§ **Goal of the exercise**
Each entry that follows is to be copied exactly, minus any pictures.
*** Extracted data ***
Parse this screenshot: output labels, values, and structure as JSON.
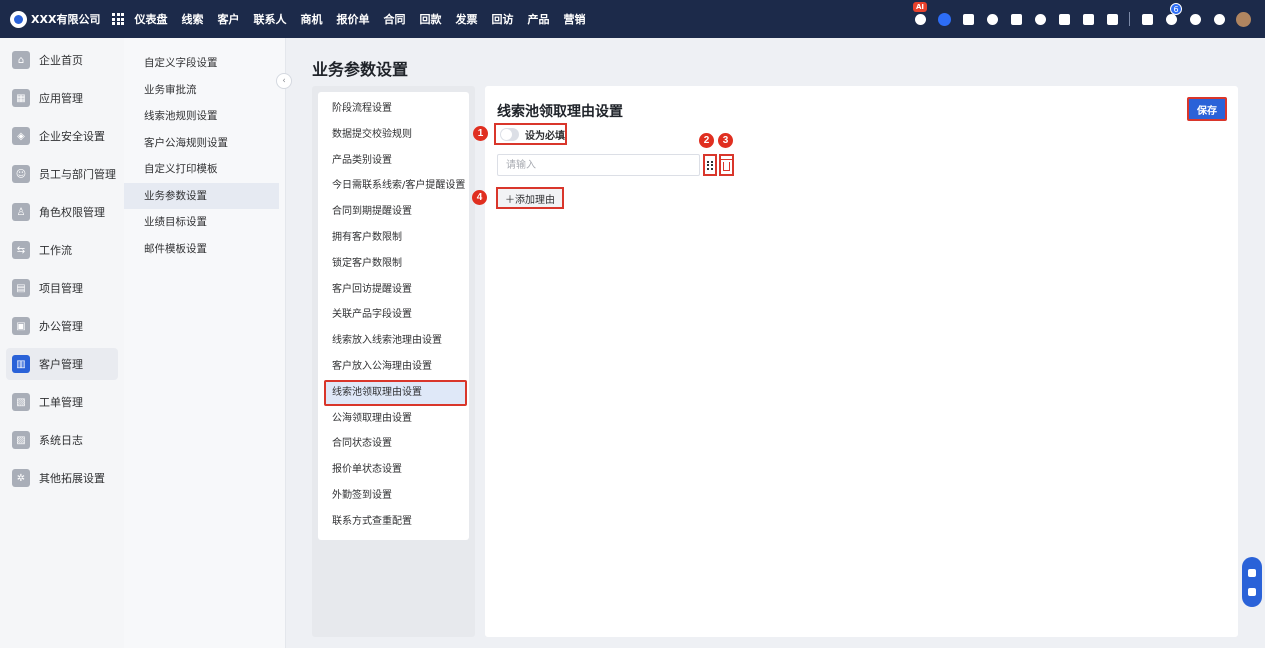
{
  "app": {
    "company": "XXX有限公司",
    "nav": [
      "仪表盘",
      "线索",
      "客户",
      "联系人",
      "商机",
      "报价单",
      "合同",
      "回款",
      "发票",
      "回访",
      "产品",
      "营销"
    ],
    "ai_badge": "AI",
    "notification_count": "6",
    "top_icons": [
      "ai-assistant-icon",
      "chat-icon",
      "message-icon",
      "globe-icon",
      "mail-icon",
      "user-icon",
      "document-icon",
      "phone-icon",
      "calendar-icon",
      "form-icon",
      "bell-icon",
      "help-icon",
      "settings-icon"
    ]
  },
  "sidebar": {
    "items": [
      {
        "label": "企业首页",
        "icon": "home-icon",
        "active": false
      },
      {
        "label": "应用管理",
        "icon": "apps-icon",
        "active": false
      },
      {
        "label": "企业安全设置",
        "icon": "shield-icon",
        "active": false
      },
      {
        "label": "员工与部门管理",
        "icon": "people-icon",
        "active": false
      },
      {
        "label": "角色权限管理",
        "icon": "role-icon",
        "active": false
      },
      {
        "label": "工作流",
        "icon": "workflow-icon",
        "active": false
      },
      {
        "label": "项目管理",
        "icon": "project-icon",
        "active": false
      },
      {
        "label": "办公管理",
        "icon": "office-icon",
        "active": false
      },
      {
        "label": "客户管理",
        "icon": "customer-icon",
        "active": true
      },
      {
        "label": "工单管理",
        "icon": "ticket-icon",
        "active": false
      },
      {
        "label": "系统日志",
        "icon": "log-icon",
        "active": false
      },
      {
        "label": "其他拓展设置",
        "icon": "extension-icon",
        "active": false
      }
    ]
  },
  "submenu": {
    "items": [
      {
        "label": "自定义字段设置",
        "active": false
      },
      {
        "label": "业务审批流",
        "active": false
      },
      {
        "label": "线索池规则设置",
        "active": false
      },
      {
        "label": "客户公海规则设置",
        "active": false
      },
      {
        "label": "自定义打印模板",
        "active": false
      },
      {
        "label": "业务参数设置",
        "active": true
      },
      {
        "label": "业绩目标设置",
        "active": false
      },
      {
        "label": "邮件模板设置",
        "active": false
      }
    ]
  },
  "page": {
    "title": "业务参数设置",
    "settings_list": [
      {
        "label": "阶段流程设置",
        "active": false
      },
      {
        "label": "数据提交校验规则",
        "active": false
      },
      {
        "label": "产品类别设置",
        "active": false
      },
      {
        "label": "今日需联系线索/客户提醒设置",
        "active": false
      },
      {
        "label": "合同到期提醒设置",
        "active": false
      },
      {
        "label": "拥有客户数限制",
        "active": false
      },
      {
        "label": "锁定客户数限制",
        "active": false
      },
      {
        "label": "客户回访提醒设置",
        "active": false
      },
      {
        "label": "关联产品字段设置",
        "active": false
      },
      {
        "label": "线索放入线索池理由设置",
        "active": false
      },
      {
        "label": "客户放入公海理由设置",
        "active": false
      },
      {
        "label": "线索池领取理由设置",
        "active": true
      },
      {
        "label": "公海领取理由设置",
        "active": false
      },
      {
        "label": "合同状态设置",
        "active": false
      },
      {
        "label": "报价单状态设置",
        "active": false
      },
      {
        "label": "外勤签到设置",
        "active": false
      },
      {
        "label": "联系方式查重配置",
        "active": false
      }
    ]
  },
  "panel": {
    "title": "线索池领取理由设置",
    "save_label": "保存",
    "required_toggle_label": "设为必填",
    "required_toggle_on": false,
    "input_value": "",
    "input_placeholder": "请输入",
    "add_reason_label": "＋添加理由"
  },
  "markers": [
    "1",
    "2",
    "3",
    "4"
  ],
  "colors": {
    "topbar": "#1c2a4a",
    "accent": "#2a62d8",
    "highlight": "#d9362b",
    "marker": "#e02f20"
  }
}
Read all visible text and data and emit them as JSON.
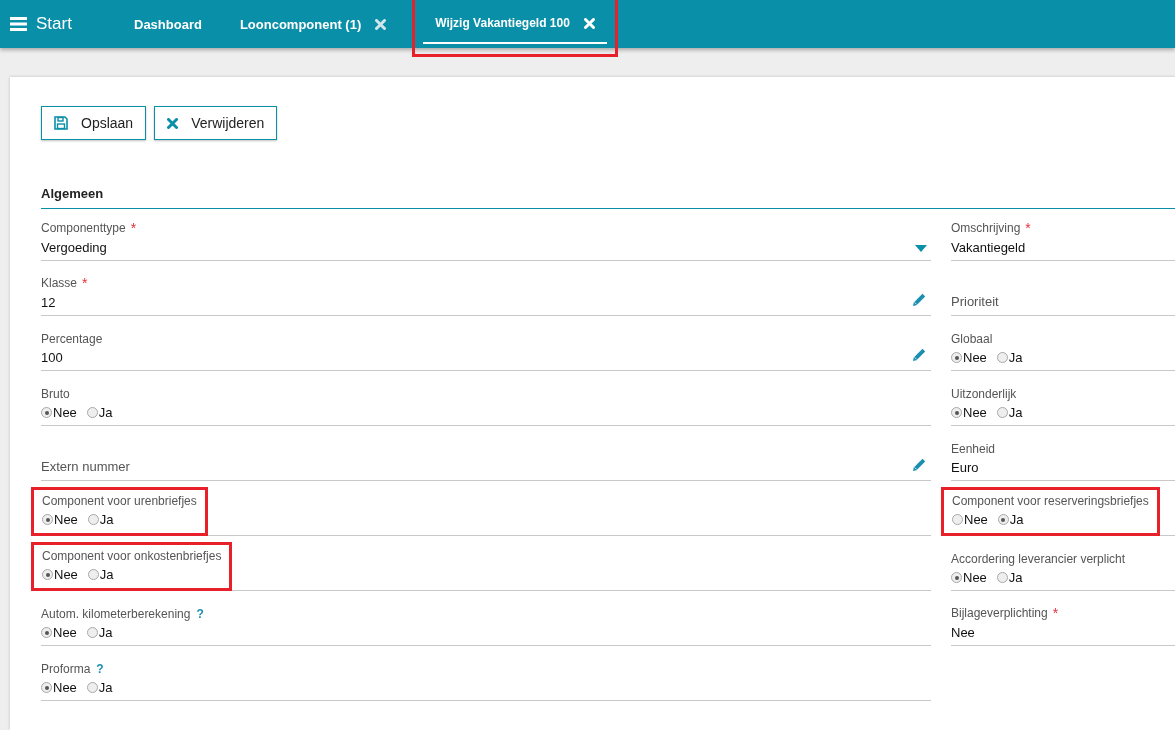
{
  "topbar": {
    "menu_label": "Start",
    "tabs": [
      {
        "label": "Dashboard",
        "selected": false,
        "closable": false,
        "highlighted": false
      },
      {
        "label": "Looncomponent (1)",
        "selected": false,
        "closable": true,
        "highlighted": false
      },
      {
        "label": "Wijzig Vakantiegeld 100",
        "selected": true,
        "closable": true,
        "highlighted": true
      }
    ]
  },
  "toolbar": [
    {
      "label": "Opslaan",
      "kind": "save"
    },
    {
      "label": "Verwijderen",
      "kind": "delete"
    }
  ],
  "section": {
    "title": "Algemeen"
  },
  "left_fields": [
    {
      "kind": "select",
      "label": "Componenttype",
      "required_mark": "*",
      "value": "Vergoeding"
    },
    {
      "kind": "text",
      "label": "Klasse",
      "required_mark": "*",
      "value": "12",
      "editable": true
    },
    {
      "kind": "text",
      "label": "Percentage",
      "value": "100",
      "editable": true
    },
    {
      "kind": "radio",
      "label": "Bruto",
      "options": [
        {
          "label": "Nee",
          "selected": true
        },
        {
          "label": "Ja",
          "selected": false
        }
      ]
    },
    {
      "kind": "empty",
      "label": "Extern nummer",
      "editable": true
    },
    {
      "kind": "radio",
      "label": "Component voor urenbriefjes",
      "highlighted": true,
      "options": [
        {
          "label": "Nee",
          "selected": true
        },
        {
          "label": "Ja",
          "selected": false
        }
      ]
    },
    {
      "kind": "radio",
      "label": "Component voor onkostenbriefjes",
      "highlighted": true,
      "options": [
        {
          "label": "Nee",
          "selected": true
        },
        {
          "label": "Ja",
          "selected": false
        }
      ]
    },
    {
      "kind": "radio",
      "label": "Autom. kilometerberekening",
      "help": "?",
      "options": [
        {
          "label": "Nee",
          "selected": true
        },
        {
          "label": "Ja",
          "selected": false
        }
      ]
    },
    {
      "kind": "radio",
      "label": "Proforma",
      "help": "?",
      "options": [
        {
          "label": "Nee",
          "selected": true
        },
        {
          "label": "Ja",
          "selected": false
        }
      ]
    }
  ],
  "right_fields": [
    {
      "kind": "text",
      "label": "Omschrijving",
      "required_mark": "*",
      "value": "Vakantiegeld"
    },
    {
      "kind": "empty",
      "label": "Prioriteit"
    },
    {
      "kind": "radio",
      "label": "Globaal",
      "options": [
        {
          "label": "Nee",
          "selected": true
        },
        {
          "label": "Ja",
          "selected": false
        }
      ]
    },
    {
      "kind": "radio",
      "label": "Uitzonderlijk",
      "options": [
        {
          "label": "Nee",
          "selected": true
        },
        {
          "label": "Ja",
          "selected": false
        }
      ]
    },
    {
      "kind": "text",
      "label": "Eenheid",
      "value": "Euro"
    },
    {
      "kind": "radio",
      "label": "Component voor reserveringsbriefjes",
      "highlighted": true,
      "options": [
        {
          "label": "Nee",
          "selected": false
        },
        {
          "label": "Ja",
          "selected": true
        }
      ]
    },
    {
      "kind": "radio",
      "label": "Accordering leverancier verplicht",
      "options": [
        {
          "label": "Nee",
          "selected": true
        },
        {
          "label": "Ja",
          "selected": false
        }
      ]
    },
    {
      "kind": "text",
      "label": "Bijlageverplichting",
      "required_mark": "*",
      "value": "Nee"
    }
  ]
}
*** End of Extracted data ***
§ **Problem solution**
Parse this screenshot: output labels, values, and structure as JSON.
{
  "app": {
    "company": "XXX有限公司",
    "nav": [
      "仪表盘",
      "线索",
      "客户",
      "联系人",
      "商机",
      "报价单",
      "合同",
      "回款",
      "发票",
      "回访",
      "产品",
      "营销"
    ],
    "ai_badge": "AI",
    "notification_count": "6",
    "top_icons": [
      "ai-assistant-icon",
      "chat-icon",
      "message-icon",
      "globe-icon",
      "mail-icon",
      "user-icon",
      "document-icon",
      "phone-icon",
      "calendar-icon",
      "form-icon",
      "bell-icon",
      "help-icon",
      "settings-icon"
    ]
  },
  "sidebar": {
    "items": [
      {
        "label": "企业首页",
        "icon": "home-icon",
        "active": false
      },
      {
        "label": "应用管理",
        "icon": "apps-icon",
        "active": false
      },
      {
        "label": "企业安全设置",
        "icon": "shield-icon",
        "active": false
      },
      {
        "label": "员工与部门管理",
        "icon": "people-icon",
        "active": false
      },
      {
        "label": "角色权限管理",
        "icon": "role-icon",
        "active": false
      },
      {
        "label": "工作流",
        "icon": "workflow-icon",
        "active": false
      },
      {
        "label": "项目管理",
        "icon": "project-icon",
        "active": false
      },
      {
        "label": "办公管理",
        "icon": "office-icon",
        "active": false
      },
      {
        "label": "客户管理",
        "icon": "customer-icon",
        "active": true
      },
      {
        "label": "工单管理",
        "icon": "ticket-icon",
        "active": false
      },
      {
        "label": "系统日志",
        "icon": "log-icon",
        "active": false
      },
      {
        "label": "其他拓展设置",
        "icon": "extension-icon",
        "active": false
      }
    ]
  },
  "submenu": {
    "items": [
      {
        "label": "自定义字段设置",
        "active": false
      },
      {
        "label": "业务审批流",
        "active": false
      },
      {
        "label": "线索池规则设置",
        "active": false
      },
      {
        "label": "客户公海规则设置",
        "active": false
      },
      {
        "label": "自定义打印模板",
        "active": false
      },
      {
        "label": "业务参数设置",
        "active": true
      },
      {
        "label": "业绩目标设置",
        "active": false
      },
      {
        "label": "邮件模板设置",
        "active": false
      }
    ]
  },
  "page": {
    "title": "业务参数设置",
    "settings_list": [
      {
        "label": "阶段流程设置",
        "active": false
      },
      {
        "label": "数据提交校验规则",
        "active": false
      },
      {
        "label": "产品类别设置",
        "active": false
      },
      {
        "label": "今日需联系线索/客户提醒设置",
        "active": false
      },
      {
        "label": "合同到期提醒设置",
        "active": false
      },
      {
        "label": "拥有客户数限制",
        "active": false
      },
      {
        "label": "锁定客户数限制",
        "active": false
      },
      {
        "label": "客户回访提醒设置",
        "active": false
      },
      {
        "label": "关联产品字段设置",
        "active": false
      },
      {
        "label": "线索放入线索池理由设置",
        "active": false
      },
      {
        "label": "客户放入公海理由设置",
        "active": false
      },
      {
        "label": "线索池领取理由设置",
        "active": true
      },
      {
        "label": "公海领取理由设置",
        "active": false
      },
      {
        "label": "合同状态设置",
        "active": false
      },
      {
        "label": "报价单状态设置",
        "active": false
      },
      {
        "label": "外勤签到设置",
        "active": false
      },
      {
        "label": "联系方式查重配置",
        "active": false
      }
    ]
  },
  "panel": {
    "title": "线索池领取理由设置",
    "save_label": "保存",
    "required_toggle_label": "设为必填",
    "required_toggle_on": false,
    "input_value": "",
    "input_placeholder": "请输入",
    "add_reason_label": "＋添加理由"
  },
  "markers": [
    "1",
    "2",
    "3",
    "4"
  ],
  "colors": {
    "topbar": "#1c2a4a",
    "accent": "#2a62d8",
    "highlight": "#d9362b",
    "marker": "#e02f20"
  }
}
Read all visible text and data and emit them as JSON.
{
  "topbar": {
    "menu_label": "Start",
    "tabs": [
      {
        "label": "Dashboard",
        "selected": false,
        "closable": false,
        "highlighted": false
      },
      {
        "label": "Looncomponent (1)",
        "selected": false,
        "closable": true,
        "highlighted": false
      },
      {
        "label": "Wijzig Vakantiegeld 100",
        "selected": true,
        "closable": true,
        "highlighted": true
      }
    ]
  },
  "toolbar": [
    {
      "label": "Opslaan",
      "kind": "save"
    },
    {
      "label": "Verwijderen",
      "kind": "delete"
    }
  ],
  "section": {
    "title": "Algemeen"
  },
  "left_fields": [
    {
      "kind": "select",
      "label": "Componenttype",
      "required_mark": "*",
      "value": "Vergoeding"
    },
    {
      "kind": "text",
      "label": "Klasse",
      "required_mark": "*",
      "value": "12",
      "editable": true
    },
    {
      "kind": "text",
      "label": "Percentage",
      "value": "100",
      "editable": true
    },
    {
      "kind": "radio",
      "label": "Bruto",
      "options": [
        {
          "label": "Nee",
          "selected": true
        },
        {
          "label": "Ja",
          "selected": false
        }
      ]
    },
    {
      "kind": "empty",
      "label": "Extern nummer",
      "editable": true
    },
    {
      "kind": "radio",
      "label": "Component voor urenbriefjes",
      "highlighted": true,
      "options": [
        {
          "label": "Nee",
          "selected": true
        },
        {
          "label": "Ja",
          "selected": false
        }
      ]
    },
    {
      "kind": "radio",
      "label": "Component voor onkostenbriefjes",
      "highlighted": true,
      "options": [
        {
          "label": "Nee",
          "selected": true
        },
        {
          "label": "Ja",
          "selected": false
        }
      ]
    },
    {
      "kind": "radio",
      "label": "Autom. kilometerberekening",
      "help": "?",
      "options": [
        {
          "label": "Nee",
          "selected": true
        },
        {
          "label": "Ja",
          "selected": false
        }
      ]
    },
    {
      "kind": "radio",
      "label": "Proforma",
      "help": "?",
      "options": [
        {
          "label": "Nee",
          "selected": true
        },
        {
          "label": "Ja",
          "selected": false
        }
      ]
    }
  ],
  "right_fields": [
    {
      "kind": "text",
      "label": "Omschrijving",
      "required_mark": "*",
      "value": "Vakantiegeld"
    },
    {
      "kind": "empty",
      "label": "Prioriteit"
    },
    {
      "kind": "radio",
      "label": "Globaal",
      "options": [
        {
          "label": "Nee",
          "selected": true
        },
        {
          "label": "Ja",
          "selected": false
        }
      ]
    },
    {
      "kind": "radio",
      "label": "Uitzonderlijk",
      "options": [
        {
          "label": "Nee",
          "selected": true
        },
        {
          "label": "Ja",
          "selected": false
        }
      ]
    },
    {
      "kind": "text",
      "label": "Eenheid",
      "value": "Euro"
    },
    {
      "kind": "radio",
      "label": "Component voor reserveringsbriefjes",
      "highlighted": true,
      "options": [
        {
          "label": "Nee",
          "selected": false
        },
        {
          "label": "Ja",
          "selected": true
        }
      ]
    },
    {
      "kind": "radio",
      "label": "Accordering leverancier verplicht",
      "options": [
        {
          "label": "Nee",
          "selected": true
        },
        {
          "label": "Ja",
          "selected": false
        }
      ]
    },
    {
      "kind": "text",
      "label": "Bijlageverplichting",
      "required_mark": "*",
      "value": "Nee"
    }
  ]
}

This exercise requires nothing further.